We examined the jaw size, age and sex distribution of 324 red deer constituting a comprehensive record of all recreational hunting kills made by a single hunter of the Tararua ranges of North Island New Zealand over a period 20 years (1976-1996). The proportion of stags shot at times other than the rut (March—April) was not significantly different to that in a sample of deer obtained by commercial helicopter hunting and did not change significantly after the first three years of hunting regardless of any effect of helicopter hunting.
Records of official deer control operations in the Kaweka Range between 1958 and 1988 have been used to describe the pattern of official hunting, to indicate changes in hunting efficiency, and to show trends in the proportions of sika and red deer in sympatric populations. The pattern of hunting largely reflected wild animal control priorities, and to some extent the resources available.

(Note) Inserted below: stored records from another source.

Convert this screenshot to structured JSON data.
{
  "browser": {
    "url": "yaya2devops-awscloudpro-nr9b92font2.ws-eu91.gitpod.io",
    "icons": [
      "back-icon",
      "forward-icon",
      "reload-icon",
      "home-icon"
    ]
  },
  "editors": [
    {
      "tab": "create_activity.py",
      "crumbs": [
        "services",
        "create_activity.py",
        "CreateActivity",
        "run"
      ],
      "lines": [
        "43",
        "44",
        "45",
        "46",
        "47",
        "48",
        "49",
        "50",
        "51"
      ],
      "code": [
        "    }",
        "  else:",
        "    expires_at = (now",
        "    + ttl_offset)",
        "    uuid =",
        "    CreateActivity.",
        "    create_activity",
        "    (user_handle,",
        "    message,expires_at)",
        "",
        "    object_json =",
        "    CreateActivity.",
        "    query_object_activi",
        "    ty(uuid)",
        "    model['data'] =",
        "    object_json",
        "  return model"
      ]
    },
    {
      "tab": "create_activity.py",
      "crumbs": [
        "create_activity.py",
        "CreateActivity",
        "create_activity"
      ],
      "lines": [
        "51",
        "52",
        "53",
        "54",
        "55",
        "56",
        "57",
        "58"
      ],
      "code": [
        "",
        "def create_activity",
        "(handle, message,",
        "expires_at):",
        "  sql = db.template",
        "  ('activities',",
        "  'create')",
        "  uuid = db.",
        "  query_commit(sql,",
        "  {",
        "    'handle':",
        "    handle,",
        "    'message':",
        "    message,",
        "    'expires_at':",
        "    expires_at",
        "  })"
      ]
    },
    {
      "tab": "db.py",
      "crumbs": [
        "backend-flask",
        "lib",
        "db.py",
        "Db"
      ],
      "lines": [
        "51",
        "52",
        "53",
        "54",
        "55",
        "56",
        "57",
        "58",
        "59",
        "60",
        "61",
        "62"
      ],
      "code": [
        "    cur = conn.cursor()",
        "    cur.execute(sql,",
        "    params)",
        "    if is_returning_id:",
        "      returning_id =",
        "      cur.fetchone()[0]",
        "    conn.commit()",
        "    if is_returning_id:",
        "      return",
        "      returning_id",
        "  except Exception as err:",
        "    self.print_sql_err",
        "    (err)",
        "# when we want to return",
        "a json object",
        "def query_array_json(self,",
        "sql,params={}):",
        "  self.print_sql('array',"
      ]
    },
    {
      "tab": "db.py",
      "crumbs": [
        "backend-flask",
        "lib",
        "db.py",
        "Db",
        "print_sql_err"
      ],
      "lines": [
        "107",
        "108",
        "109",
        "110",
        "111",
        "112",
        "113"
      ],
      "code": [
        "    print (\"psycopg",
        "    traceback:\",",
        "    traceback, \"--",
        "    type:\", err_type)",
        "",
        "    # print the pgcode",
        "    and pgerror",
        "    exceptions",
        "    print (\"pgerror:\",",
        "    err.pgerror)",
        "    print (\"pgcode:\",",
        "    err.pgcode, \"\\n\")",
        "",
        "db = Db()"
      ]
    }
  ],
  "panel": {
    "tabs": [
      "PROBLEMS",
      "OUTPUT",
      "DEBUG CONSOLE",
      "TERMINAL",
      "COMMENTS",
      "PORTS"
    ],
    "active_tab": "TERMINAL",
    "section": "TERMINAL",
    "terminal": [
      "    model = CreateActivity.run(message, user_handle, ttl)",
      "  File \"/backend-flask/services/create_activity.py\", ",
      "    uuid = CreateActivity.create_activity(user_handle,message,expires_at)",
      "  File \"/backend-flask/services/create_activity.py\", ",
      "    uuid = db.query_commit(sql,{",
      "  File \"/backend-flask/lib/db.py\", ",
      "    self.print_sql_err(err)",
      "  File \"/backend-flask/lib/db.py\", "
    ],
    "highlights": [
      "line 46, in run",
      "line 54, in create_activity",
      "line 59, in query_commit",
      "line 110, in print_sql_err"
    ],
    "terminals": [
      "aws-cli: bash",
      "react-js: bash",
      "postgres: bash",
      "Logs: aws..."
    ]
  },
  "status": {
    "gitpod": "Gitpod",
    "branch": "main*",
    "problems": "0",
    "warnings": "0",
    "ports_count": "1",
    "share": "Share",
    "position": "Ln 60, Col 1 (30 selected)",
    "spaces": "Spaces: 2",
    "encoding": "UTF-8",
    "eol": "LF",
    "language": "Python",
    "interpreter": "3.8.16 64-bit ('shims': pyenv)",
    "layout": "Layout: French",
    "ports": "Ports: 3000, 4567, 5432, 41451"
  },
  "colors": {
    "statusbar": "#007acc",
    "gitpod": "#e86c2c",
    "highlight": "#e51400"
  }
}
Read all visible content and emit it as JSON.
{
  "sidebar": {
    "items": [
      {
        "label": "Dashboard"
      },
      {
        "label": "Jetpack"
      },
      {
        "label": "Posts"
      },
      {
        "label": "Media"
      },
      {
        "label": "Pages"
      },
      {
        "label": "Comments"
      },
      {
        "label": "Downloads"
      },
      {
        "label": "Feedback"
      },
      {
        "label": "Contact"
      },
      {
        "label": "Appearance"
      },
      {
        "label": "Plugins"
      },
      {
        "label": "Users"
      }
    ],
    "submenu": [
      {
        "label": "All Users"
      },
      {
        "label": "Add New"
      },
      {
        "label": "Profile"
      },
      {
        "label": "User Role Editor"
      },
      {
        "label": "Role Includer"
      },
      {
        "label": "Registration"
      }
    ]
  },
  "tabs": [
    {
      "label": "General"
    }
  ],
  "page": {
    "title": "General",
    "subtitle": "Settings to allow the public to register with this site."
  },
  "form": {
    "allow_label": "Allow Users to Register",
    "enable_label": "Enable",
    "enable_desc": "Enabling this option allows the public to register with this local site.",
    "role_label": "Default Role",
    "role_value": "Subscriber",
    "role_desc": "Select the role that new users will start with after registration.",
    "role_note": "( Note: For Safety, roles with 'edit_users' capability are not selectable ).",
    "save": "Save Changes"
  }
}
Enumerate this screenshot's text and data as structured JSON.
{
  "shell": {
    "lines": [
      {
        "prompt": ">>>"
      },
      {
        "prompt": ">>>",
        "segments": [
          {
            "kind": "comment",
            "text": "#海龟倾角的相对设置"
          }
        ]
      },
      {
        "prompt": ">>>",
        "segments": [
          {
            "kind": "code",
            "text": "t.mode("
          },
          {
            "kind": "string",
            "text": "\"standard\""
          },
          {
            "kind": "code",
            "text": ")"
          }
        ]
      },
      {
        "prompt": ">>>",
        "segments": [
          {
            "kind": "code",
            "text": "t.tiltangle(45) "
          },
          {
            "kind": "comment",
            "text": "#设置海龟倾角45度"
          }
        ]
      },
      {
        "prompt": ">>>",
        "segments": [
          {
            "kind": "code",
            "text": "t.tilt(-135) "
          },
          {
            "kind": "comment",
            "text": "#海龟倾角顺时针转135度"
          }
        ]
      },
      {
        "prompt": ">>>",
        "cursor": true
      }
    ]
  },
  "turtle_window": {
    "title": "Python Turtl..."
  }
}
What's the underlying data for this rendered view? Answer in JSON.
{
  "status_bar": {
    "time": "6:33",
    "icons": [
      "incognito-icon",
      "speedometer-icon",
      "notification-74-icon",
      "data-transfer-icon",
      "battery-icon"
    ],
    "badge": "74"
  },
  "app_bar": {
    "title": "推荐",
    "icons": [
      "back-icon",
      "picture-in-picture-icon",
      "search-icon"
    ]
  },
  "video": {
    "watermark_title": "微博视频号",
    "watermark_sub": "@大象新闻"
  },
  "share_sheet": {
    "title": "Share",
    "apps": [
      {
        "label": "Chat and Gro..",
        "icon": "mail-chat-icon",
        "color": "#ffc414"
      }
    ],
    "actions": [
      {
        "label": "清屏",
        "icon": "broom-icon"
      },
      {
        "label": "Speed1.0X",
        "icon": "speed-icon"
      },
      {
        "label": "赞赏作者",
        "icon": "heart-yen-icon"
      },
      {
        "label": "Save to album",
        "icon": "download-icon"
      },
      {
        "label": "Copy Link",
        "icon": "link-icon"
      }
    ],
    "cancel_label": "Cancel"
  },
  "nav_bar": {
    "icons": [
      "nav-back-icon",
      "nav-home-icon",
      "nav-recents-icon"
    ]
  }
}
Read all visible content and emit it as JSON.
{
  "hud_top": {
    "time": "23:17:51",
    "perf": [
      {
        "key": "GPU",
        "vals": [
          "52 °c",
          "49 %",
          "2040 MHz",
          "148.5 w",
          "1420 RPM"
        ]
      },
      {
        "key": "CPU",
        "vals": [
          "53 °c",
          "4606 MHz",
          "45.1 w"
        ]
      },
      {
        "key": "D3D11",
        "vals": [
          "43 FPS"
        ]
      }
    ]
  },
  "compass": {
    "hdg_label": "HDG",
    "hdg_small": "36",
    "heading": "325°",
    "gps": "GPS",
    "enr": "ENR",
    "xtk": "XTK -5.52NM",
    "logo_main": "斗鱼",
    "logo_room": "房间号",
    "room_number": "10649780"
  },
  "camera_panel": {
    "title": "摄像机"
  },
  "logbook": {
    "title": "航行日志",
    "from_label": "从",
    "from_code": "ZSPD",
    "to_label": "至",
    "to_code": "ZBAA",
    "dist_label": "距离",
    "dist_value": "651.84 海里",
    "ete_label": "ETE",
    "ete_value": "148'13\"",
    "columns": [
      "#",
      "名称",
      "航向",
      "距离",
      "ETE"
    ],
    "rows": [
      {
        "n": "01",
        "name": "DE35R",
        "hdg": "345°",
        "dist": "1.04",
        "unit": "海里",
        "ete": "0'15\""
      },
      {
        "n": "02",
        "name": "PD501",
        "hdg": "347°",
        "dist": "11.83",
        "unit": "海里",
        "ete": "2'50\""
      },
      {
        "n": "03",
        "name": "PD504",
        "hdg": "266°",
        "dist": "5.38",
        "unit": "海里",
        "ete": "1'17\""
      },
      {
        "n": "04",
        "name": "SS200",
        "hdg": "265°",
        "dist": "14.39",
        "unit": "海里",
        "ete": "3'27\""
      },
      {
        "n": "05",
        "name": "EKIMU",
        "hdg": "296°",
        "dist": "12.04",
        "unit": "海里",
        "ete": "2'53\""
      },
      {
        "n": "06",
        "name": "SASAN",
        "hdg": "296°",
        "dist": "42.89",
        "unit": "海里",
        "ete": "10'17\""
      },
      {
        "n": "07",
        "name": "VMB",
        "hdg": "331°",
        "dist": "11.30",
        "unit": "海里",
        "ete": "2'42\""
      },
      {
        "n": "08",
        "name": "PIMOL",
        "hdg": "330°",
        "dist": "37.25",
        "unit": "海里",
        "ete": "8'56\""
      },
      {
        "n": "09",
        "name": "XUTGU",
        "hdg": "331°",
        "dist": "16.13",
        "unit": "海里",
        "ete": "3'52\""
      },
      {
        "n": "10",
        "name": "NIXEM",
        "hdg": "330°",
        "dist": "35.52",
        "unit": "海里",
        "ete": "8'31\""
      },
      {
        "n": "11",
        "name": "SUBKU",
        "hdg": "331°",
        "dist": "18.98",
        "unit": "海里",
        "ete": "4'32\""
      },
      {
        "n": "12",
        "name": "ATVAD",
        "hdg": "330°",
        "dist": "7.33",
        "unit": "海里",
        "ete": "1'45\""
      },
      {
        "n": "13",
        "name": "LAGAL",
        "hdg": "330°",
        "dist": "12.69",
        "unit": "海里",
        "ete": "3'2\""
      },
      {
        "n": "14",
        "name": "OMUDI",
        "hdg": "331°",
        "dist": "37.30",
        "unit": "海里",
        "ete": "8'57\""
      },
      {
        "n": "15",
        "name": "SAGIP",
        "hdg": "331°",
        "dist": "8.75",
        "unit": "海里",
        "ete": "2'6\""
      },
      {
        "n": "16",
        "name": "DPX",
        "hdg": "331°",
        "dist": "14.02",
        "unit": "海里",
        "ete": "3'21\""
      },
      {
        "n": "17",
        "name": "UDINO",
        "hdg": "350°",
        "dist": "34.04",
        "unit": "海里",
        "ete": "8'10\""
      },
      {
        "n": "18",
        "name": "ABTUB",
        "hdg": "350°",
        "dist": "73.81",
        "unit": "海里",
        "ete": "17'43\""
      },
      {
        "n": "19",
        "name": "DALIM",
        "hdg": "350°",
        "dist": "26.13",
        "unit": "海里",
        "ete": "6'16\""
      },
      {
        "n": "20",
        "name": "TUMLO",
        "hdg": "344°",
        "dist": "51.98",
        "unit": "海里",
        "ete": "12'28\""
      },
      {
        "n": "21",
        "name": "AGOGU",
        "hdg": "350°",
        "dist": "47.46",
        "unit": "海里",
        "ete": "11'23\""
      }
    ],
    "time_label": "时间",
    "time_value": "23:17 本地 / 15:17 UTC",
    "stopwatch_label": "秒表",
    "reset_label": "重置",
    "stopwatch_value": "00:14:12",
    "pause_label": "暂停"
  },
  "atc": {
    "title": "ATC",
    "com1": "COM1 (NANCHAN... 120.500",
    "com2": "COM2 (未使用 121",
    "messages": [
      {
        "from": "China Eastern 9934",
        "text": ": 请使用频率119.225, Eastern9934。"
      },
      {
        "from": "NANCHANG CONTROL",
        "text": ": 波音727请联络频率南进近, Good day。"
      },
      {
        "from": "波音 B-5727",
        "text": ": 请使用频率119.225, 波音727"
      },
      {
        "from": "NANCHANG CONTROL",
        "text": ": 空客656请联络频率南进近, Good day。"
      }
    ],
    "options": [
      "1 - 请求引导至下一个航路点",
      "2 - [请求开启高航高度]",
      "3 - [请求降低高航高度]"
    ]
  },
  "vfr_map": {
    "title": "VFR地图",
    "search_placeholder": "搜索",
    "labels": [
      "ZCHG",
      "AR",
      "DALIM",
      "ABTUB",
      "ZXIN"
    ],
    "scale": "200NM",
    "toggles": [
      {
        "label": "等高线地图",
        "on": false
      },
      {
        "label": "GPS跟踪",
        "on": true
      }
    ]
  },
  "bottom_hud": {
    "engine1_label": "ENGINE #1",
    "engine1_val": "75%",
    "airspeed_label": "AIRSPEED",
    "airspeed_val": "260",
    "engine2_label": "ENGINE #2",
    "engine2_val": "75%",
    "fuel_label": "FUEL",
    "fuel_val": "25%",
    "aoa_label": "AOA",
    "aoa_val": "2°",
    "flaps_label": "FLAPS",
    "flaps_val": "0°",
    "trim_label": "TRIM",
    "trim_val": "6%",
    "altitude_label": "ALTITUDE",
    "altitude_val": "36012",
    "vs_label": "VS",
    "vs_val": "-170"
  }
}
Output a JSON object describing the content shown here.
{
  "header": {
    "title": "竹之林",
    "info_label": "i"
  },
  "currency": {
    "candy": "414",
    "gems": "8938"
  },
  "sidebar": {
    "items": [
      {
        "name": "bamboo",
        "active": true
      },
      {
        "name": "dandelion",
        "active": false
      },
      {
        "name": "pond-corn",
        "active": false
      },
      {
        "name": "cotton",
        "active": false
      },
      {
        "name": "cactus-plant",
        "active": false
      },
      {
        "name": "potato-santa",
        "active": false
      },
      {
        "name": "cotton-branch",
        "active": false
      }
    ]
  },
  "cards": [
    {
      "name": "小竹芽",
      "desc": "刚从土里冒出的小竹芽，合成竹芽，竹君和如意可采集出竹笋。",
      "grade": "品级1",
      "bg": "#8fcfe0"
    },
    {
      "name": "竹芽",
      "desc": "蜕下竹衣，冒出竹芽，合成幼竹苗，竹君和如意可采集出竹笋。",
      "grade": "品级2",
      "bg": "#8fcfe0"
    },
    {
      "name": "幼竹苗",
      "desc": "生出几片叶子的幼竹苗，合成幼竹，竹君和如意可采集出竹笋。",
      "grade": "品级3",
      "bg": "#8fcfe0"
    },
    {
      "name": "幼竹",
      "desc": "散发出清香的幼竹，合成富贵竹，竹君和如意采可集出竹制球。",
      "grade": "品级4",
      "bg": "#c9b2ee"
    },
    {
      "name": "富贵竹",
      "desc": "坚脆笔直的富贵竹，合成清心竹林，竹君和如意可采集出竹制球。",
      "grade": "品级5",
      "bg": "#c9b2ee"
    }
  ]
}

In late 1986 an official deer hunting regime in the Murchison Mountains, Fiordland, was compared with two commerical aerial hunting regimes in the adjacent Stuart Mountains by measuring the density of deer faecal pellet groups. Overall densities in the Stuart Mountains were twice those in the Murchison Mountains. Official hunting appeared to be more effective than commercial hunting at reducing and controlling deer densities in heavily forested catchments, but not in catchments with less extensive forest cover.
High deer numbers in northern Fiordland in the 1960s significantly changed forest understorey composition. The density of woody plants in the understorey was reduced in some areas by as much as 50%, and preferred plants became less abundant than those seldom eaten. However, the impact of deer and wapiti varied between forest types.
A significant recovery of food plants preferred by introduced deer (Cervus elaphus) occurred between 1969 and 1984 on 57 permanent plots in the alpine grasslands of northern Fiordland. During this period the deer population was reduced markedly by hunters operating from helicopters.